The problem is that while the PPV of CO2 has been much higher in past geological epochs, the rate of increase right now is so fast that negative feedbacks don't kick in. We're pulling carbon out of the fossil sinks in human timescales, not geological timescales. I could actually believe Lovelock when he describes a future world after a massive dieback. The scenarios look like science fictional dystopias: high lattitudes could pull through, in a much changed and probably impoverished state, but what about all those developing countries? They're well and truly screwed. I can envisage an optimistic future in which we've adapted to a warmer world. Where we've avoided the huge diebacks and the famines and the wars, and we're all happily living in our arcologies around the balmy polar seas... but it just seems like so much wishful thinking.
The only hope is that we're still rich enough - by mid century, say - to engineer an enormous operation to sequester the carbon in the atmosphere, or lower the insolation. We're talking about solettas at the Earth-Sun Lagrange Point, or releasing genetically engineered algae that will pull all the carbon out of the atmosphere. It doesn't bear thinking about. But that's all we have to bank on: the hope that we'll be able to come up with some massive technical fix sometime in the future, and undo all the damage we've done.
The feeling I have is that humanity in the 21st century is like Faustus well into the last act of his Tragical History. We made the bargain with Mephistopholes, generations ago; we've been granted the wealth and the power and we've squandered it all on a lifetime of excess. And any second now we'll be dragged screaming into hell, and all our appeals to God and Helen aren't going to matter a damn.
I took the metro rather than drive. And I took the bus rather than drive to my metro stop. And I recycle my cosmetics bottles. And I boycott Nestle and McDonald's. And I tell cashiers not to use bags if the item I buy can be slipped into my purse or if I have another bag.
and I think about sustainability all the damn time.
Need something to write about and the official Writer's Block archive not cutting it? Well come on over to , where we have over 500 old Writer's Blocks archived! Never run out of things to write about ever again!
Also, if you're *still* bored after that, come over to this entry to answer our question "If you could write a Writer's Block, what would it be?"
What have you done in the past day, month, or year to protect the environment?
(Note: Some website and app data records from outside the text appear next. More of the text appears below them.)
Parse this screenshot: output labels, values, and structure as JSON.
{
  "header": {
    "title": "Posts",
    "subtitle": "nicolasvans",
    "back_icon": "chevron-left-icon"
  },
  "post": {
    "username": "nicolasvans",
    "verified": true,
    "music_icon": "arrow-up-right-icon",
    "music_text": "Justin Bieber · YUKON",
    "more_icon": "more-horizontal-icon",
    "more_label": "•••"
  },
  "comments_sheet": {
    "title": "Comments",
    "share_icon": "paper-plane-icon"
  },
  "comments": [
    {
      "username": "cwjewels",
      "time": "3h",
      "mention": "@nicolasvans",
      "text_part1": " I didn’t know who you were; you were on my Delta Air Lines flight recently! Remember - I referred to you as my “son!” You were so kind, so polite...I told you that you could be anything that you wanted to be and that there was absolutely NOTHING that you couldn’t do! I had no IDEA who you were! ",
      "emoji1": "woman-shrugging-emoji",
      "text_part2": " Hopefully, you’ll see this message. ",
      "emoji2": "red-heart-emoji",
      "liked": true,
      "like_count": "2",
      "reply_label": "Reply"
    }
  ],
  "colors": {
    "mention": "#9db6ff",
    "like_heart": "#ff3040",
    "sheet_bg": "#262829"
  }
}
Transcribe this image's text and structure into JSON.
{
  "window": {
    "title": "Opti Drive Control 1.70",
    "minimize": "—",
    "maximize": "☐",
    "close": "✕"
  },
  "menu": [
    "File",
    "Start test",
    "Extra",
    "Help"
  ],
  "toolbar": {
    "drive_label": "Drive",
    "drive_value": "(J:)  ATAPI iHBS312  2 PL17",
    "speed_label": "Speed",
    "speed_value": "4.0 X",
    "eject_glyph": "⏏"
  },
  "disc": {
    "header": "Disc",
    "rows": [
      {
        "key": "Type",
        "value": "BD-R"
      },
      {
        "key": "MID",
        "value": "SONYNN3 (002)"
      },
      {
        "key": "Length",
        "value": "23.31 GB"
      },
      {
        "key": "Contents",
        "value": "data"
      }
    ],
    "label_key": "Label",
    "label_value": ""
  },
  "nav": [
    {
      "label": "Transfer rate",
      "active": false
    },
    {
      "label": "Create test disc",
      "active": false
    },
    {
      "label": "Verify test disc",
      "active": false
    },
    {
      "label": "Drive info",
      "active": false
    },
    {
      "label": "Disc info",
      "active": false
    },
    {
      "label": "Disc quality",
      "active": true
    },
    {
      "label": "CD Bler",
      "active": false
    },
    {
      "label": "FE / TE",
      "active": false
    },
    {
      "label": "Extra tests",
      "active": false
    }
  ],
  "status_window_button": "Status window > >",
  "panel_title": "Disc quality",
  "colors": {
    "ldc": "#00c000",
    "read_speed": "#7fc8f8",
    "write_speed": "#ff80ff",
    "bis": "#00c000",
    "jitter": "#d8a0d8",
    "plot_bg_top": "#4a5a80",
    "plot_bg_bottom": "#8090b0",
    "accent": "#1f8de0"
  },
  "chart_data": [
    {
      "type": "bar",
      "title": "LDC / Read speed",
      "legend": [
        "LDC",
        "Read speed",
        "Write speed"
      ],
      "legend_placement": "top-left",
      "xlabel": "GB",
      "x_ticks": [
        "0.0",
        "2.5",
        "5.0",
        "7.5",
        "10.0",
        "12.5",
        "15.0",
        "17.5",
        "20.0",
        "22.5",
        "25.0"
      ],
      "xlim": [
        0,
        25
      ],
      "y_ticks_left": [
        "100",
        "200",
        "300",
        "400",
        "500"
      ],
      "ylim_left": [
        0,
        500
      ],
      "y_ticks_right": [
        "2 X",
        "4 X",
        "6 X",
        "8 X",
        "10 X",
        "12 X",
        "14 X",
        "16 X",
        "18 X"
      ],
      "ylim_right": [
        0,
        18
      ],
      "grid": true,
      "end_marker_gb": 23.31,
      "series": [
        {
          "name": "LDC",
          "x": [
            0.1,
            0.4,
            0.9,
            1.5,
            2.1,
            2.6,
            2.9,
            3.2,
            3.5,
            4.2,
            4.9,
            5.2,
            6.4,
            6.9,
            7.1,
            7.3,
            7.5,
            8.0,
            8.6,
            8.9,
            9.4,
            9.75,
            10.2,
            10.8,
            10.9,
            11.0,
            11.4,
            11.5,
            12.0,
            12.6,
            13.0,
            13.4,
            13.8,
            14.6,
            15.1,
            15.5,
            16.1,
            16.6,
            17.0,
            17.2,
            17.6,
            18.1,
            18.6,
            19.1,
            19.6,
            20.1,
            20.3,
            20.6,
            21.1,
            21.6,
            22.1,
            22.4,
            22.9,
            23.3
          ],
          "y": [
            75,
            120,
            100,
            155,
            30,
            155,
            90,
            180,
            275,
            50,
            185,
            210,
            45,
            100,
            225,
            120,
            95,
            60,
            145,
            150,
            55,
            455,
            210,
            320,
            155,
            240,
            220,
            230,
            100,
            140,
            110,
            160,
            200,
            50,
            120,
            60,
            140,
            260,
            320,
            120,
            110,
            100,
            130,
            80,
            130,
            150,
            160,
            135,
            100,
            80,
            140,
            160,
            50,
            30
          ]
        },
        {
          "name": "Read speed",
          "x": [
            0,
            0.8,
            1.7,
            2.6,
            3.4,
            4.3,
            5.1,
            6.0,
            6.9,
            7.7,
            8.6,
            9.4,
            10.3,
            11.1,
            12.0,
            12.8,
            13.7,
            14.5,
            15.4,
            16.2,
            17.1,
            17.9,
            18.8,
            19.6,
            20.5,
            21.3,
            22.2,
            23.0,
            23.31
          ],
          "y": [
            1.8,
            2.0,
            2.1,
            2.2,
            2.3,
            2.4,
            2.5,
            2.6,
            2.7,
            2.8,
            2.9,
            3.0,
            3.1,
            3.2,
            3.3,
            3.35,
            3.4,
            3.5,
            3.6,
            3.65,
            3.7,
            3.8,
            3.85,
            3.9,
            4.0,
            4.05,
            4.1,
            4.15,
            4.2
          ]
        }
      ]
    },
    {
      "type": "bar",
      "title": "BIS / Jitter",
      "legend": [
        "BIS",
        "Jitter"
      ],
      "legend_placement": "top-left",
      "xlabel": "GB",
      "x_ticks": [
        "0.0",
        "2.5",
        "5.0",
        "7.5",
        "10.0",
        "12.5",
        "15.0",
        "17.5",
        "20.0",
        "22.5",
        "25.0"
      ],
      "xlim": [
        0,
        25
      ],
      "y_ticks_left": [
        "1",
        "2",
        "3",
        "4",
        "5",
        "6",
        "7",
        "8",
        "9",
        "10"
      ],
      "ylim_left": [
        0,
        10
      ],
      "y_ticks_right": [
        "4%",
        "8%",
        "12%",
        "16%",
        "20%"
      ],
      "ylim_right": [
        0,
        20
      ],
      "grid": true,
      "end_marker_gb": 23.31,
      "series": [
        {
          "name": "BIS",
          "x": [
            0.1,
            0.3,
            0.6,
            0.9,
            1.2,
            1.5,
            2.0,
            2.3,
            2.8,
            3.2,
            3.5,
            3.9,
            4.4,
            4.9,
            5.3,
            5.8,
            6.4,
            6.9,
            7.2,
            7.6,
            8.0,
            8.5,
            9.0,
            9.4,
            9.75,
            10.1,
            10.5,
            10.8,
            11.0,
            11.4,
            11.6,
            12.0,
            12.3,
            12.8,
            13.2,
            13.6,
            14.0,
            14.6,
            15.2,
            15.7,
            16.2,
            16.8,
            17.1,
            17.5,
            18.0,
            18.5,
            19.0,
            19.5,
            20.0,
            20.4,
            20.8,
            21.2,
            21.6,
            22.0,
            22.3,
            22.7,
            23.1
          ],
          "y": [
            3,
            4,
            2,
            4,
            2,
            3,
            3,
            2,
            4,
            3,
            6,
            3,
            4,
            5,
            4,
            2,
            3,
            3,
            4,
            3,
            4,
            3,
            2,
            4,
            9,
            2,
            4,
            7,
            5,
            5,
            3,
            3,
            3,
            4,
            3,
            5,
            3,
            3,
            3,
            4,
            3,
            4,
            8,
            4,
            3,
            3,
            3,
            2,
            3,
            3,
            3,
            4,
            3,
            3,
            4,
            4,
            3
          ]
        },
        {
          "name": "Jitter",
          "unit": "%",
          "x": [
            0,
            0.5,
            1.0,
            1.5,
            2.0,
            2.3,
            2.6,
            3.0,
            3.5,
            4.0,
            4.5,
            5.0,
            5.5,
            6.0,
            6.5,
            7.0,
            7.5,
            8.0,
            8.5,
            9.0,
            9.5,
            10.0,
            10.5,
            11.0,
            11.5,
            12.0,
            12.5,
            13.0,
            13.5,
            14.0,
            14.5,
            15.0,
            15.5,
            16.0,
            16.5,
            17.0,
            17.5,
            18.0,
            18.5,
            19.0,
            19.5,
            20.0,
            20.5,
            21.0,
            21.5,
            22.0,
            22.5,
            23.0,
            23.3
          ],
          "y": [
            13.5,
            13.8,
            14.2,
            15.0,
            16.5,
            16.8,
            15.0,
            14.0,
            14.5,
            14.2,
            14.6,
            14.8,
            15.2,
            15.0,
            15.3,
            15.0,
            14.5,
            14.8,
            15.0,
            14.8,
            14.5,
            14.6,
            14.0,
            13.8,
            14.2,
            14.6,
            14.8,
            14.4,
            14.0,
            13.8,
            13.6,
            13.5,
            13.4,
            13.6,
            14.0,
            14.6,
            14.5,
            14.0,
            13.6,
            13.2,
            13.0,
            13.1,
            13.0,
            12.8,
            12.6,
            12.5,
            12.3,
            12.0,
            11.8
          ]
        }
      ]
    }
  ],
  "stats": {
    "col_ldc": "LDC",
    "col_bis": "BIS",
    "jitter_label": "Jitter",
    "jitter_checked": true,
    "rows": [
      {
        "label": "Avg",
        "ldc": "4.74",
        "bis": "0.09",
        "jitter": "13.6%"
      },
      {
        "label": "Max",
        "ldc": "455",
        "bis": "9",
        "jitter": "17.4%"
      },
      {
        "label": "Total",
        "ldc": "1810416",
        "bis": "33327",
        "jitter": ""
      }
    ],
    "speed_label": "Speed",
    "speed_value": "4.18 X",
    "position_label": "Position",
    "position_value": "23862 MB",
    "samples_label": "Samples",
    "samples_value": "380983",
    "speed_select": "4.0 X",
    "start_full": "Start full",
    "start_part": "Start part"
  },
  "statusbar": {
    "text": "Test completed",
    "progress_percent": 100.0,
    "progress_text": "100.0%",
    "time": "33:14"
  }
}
How often do you think about sustainability issues?I have been putting all my Coca Cola, 7 Up, Pepsi cans in a special Green Bin. Likewise all my plastic bottles. Likewise all my boxes. Likewise all my Newspapers and magazines. etc.
So I am very disappointed that after several months of doing this...........there is STILL Global Warming.
The Green People and the Environmentalists told me that if I did this......I would save the Planet.
Obviously the Green People and the Envirinmentalists have told me lies.
I want an explanation and I WANT IT NOW!!!
Failing a good explanation......I want all my Coca Cola Cans, 7 Up Cans, Pepsi Cans.......Plastic Bottles........AND all my boxes and all my newspapers and magazines to be RETURNED TO MY HOUSE WITHOUT DELAY.